Parental call of shame

It wasn’t my finest hour.

“I’d like to make a well-child appointment, please,” I said after I had worked my way through the labyrinth of the pediatricians’ office automated phone system to the Promised Land: a real, live human. My sense of achievement was quickly dashed after the woman on the other end found my son in their computer system.

“He hasn’t been seen here for a well-child exam for almost five years.”

I knew it had been a while, I just didn’t know it had been that long.

In my honest, head-hanging-low-in-shame voice I said, “Yes, I know, I’ve been a little…” what was the right word? Negligent? No, that’s not negligent, I have taken him to the doctor for many sick exams, and he gets a flu shot each year.

Lazy? No. I’m on the case whenever I suspect he is sick; I make sure he has a well-balanced (ish) diet, I’ve googled mystery bug bites and rashes.

Forgetful? Maybe. I know I remembered when his birthday came around this year and a few times since then, but each time the thought flew out my head before I got a phone in my hand.

“… lax.”

That’ll work.

With child No. 1 I made her well-child exams to coincide with her birthday. I saved all the sheets documenting her growth, I read every word of the You Can Expect literature. What percentile was she in for her age? What small and large motor skills should she be learning? Are her vocabulary and social skills on target? Those annual appointments were important. I NEEDED TO KNOW!

With child No. 2 I made his well-child exams to coincide with his sister’s. Calendar-wise they were only two months apart, it made logistical sense and it happened every year. Child number two was the first boy, were boys different than girls? What percentile is he? He had some medical issues from birth, is he hitting all his milestones? What about that speech problem? What about his digestive issues? What about his hearing? Those annual appointments were important. I NEEDED TO KNOW!
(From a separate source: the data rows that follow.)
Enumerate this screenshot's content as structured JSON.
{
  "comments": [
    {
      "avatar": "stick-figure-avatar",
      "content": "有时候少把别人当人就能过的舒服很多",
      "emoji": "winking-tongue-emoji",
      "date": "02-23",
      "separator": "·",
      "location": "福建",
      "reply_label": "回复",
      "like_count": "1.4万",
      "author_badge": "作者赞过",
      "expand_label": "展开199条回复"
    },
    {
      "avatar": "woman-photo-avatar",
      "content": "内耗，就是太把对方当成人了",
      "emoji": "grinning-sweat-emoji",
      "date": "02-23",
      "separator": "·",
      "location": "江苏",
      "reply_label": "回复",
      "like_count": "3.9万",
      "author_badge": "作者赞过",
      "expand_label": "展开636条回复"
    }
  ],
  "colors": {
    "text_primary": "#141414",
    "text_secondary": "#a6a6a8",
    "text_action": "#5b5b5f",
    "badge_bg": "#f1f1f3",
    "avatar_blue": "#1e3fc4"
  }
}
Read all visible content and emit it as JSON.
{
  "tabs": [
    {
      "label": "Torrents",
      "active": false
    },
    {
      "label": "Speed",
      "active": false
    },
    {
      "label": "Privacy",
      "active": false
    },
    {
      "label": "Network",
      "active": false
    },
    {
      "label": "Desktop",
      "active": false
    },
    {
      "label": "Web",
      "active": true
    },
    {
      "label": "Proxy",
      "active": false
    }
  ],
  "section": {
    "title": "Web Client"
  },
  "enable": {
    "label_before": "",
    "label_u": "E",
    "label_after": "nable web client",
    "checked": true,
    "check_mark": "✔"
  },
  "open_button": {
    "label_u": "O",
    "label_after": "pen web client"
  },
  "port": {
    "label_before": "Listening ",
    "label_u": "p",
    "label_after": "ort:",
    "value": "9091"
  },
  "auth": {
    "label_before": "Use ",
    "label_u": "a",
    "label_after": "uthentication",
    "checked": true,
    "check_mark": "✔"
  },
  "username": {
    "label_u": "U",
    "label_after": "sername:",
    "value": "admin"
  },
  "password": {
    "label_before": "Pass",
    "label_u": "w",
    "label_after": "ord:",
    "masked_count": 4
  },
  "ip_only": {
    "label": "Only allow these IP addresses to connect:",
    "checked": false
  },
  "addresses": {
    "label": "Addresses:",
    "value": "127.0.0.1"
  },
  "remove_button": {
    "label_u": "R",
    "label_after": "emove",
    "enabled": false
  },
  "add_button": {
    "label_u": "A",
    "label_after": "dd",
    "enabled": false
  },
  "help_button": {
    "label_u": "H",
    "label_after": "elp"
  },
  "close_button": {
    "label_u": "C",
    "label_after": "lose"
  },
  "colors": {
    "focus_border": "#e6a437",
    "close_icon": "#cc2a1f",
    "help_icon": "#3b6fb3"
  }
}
And then came child No. 3. Not only was his birthdate half a year after his siblings, but they were older, so tripling up didn’t make sense. But he had all the suggested baby appointments and when he grew into annual exams I would call as his birthday approached and get an appointment within a month…or so…or whenever. He’s my third: I was kinda chill; he’s my last: I’d been down this road before. I barely skimmed the papers the nurse would hand me. Mostly I was curious to see how he compared to his brother. He was healthy, had no chronic issues and other than keeping up with his immunization schedule his annual appointments weren’t all that important because I knew.

But almost five years of knowing? Really, Susan? As a parent I’ve done a lot of things I’m not exactly proud of but seemed like a good idea at the time. (Ha! You think I’m going to list them, don’t you? Nice try.) In the heat of parenting challenges, in successes and failures, things get tried; let’s leave it at that.

And in the heat of parenting challenges, successes and failures I’ve learned that if I’ve done something, tried something, failed at something, so has someone else. When I confessed the shame to my friends, I again learned that I wasn’t alone.

My friend Debbie put it into perfect perspective. “That is only 1.24 in leap years. A non-issue.”

(He has an appointment set for a week after his next birthday.)

Susan Vollenweider lives in Smithville. For more of her writing and podcast go to www.thehistorychicks.com or visit www.susanvollenweider.com.